Growing pains

The Seminoles did a lot of growing up this season and, as such, experienced a lot of growing pains. This was a very young team, with most seniority coming via the above mentioned transfer portal. With senior transfers providing leadership for underclassmen, Florida State saw some serious growth in players such as Kalen DeLoach who, much to the praise of the coaching staff, continued to grow increasingly confident and play considerably well down the stretch.

There are going to be a lot of questions about just how much this team has grown moving forward. You saw clear improvement over the course of the season, but how will that translate to next season? It’s a talking point for nearly every rebuilding program. The growing pains are worth it only if they produce positive results down the line. 

Helping hands

We found out that Travis can indeed throw the football this year. However, much like we figured at the start of the season, there were few receivers that could catch the football consistently. Keyshawn Helton and Ontaria Wilson returned to lead the wide receiver corps and the results were mixed. The pair produced some brilliant catches but, more often than not, their presence felt fairly pedestrian. Sure, this year’s offense primarily operated on establishing the run and then capitalizing off of play-action but, even then, it was a struggle at times to get open and hold onto the football. It forced Dillingham to scale back throwing the ball downfield and focus on scheming receivers open with screens, rub routes, rollouts and throwing to backs out of the backfield. 

It left a lot on the back of Travis and the read option game. It was very evident when defenses adjusted to stop the run, the offense promptly sputtered off course. The next evolution of the offense is finding young playmakers other than Travis. Transfers such as Andrew Parchment were valuable at times during the season. The question: Is the caliber of talent needed to upgrade this position available in the portal or more likely with incoming freshmen? Malik McClain, Ja’Khi Douglas and Lawrance Toafili have shown a lot of promise. It remains to be seen who else can emerge.

Prevent defense

This season has been an absolute rollercoaster of emotion and it’s hard to pin down exactly how to feel about it all. On the one hand, the fact that Florida State entered Gainesville on Saturday with the opportunity to be bowl-eligible after an 0-4 start is impressive. If the Noles won, they would be the fourth team in history to ever reach a bowl game after an 0-4 start. The improvement fans saw over the course of the season is undeniable and despite another sub-par season in terms of wins and losses, the foundation for success is being built. You can feel the passion from this coaching staff and its players. Norvell and his team broke a four-year losing streak against Miami, played a competitive game in Death Valley against Clemson and could have beaten Florida as well had a few things gone differently. Performance against rivals is extremely important and Norvell took large, positive strides this year. 
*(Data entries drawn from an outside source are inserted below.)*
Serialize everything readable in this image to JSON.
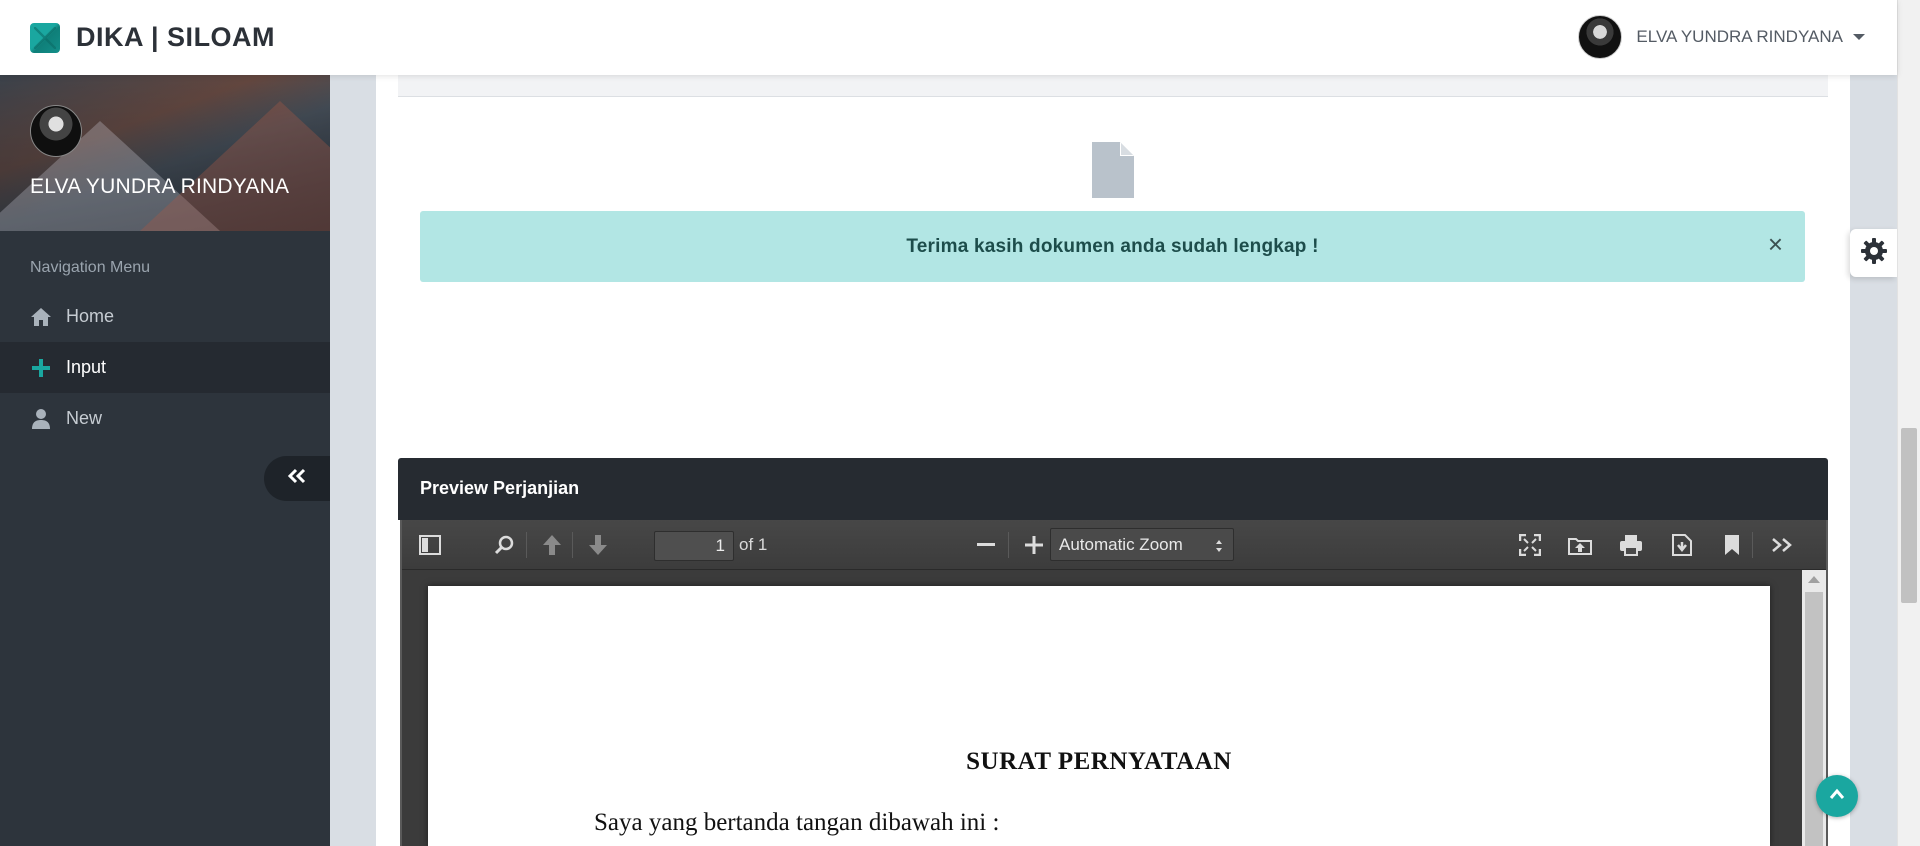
{
  "header": {
    "brand": "DIKA | SILOAM",
    "user_name": "ELVA YUNDRA RINDYANA"
  },
  "sidebar": {
    "profile_name": "ELVA YUNDRA RINDYANA",
    "nav_title": "Navigation Menu",
    "items": [
      {
        "label": "Home",
        "icon": "home-icon",
        "active": false
      },
      {
        "label": "Input",
        "icon": "plus-icon",
        "active": true
      },
      {
        "label": "New",
        "icon": "user-icon",
        "active": false
      }
    ],
    "collapse_icon": "double-chevron-left-icon"
  },
  "main": {
    "alert": {
      "message": "Terima kasih dokumen anda sudah lengkap !",
      "close_symbol": "×",
      "color": "#b2e6e4"
    },
    "preview": {
      "title": "Preview Perjanjian"
    }
  },
  "pdf_viewer": {
    "current_page": "1",
    "page_count_label": "of 1",
    "zoom": "Automatic Zoom",
    "document": {
      "title": "SURAT PERNYATAAN",
      "first_line": "Saya yang bertanda tangan dibawah ini :"
    }
  },
  "colors": {
    "accent": "#1aa7a0",
    "sidebar_bg": "#2d343c",
    "preview_header_bg": "#262b31"
  }
}
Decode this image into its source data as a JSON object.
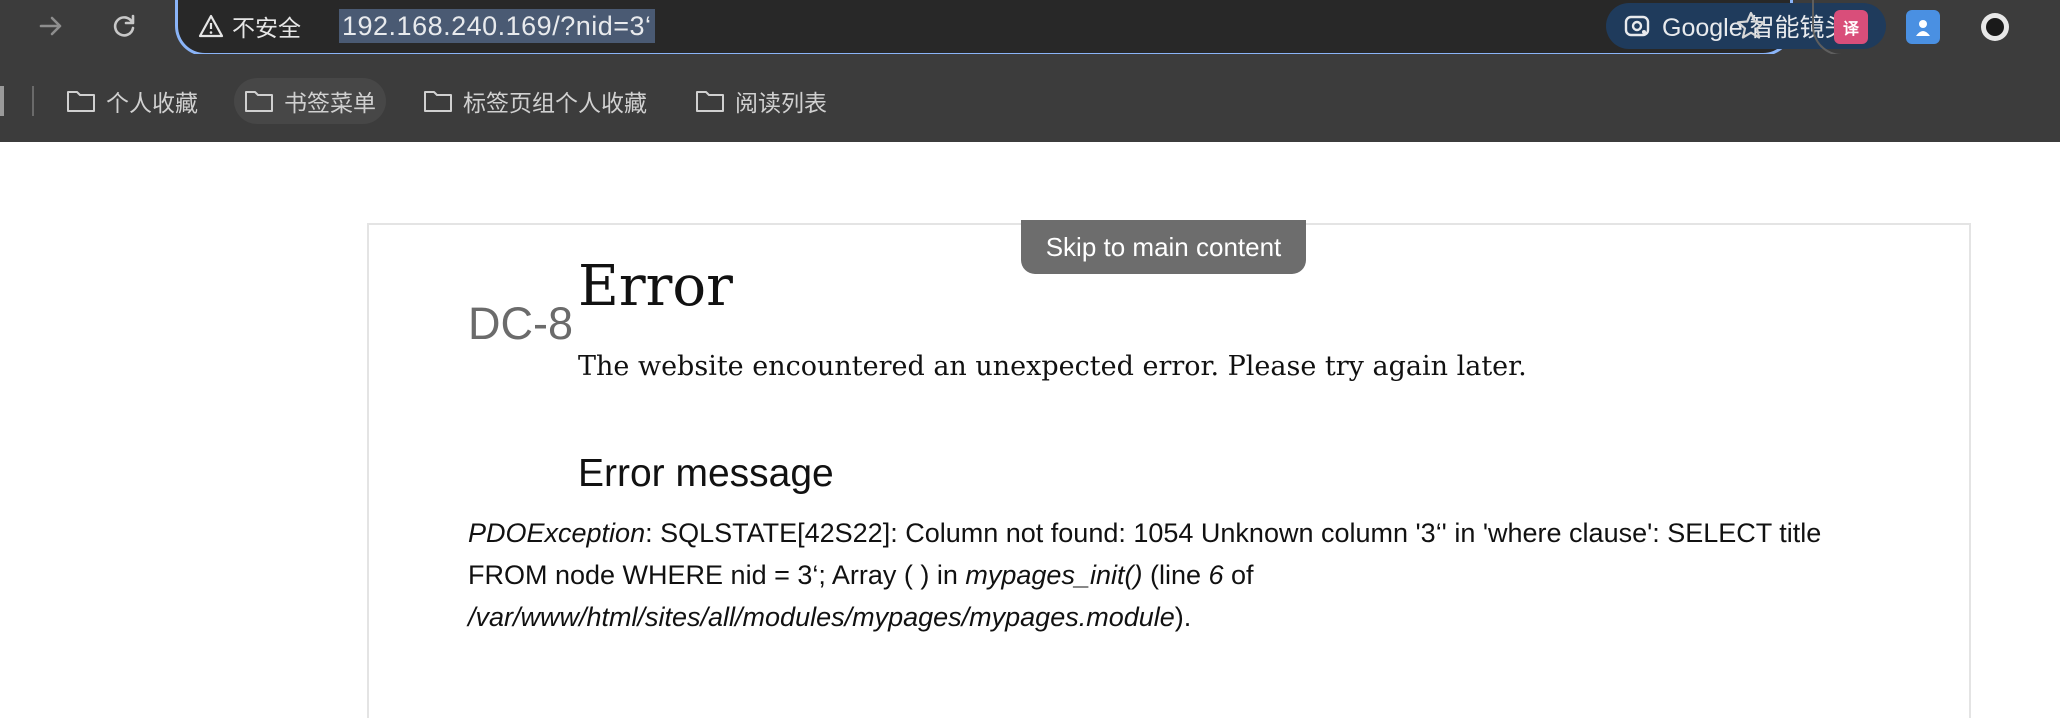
{
  "browser": {
    "security_label": "不安全",
    "url": "192.168.240.169/?nid=3‘",
    "lens_label": "Google 智能镜头",
    "bookmarks": [
      {
        "label": "个人收藏"
      },
      {
        "label": "书签菜单"
      },
      {
        "label": "标签页组个人收藏"
      },
      {
        "label": "阅读列表"
      }
    ],
    "icons": {
      "back": "back-arrow-icon",
      "forward": "forward-arrow-icon",
      "reload": "reload-icon",
      "warning": "warning-triangle-icon",
      "lens": "google-lens-icon",
      "star": "bookmark-star-icon",
      "extensions": [
        "translate-extension-icon",
        "assistant-extension-icon",
        "circle-extension-icon"
      ]
    },
    "colors": {
      "chrome_bg": "#3c3c3c",
      "omnibox_border": "#8ab4f8",
      "url_highlight": "#4a5a73"
    }
  },
  "page": {
    "skip_link": "Skip to main content",
    "site_name": "DC-8",
    "title": "Error",
    "subtitle": "The website encountered an unexpected error. Please try again later.",
    "section_heading": "Error message",
    "error": {
      "exception": "PDOException",
      "message": ": SQLSTATE[42S22]: Column not found: 1054 Unknown column '3‘' in 'where clause': SELECT title FROM node WHERE nid = 3‘; Array ( ) in ",
      "function": "mypages_init()",
      "line_prefix": " (line ",
      "line": "6",
      "of": " of ",
      "file": "/var/www/html/sites/all/modules/mypages/mypages.module",
      "suffix": ")."
    }
  }
}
It doesn’t excuse the fact a lot of this season felt like pulling teeth. Inexperienced play, some bad coaching decisions, and the worst loss in program history. If Florida State played prevent defense on the final play against Jacksonville State, this team would likely be going to a bowl game. Boy, does that sting and it will continue to sting at least until FSU tees it up against Duquesne and then LSU in New Orleans to start the 2022 season. 

The expectation at Florida State is winning, which Norvell alludes to all the time. If your expectation for this season was a bowl appearance, are you upset your expectations were not met? Or are you pleased those expectations were almost met after there was seemingly no chance after an 0-4 start?

If it is possible to be pleased and displeased at the same time, it would aptly describe this season.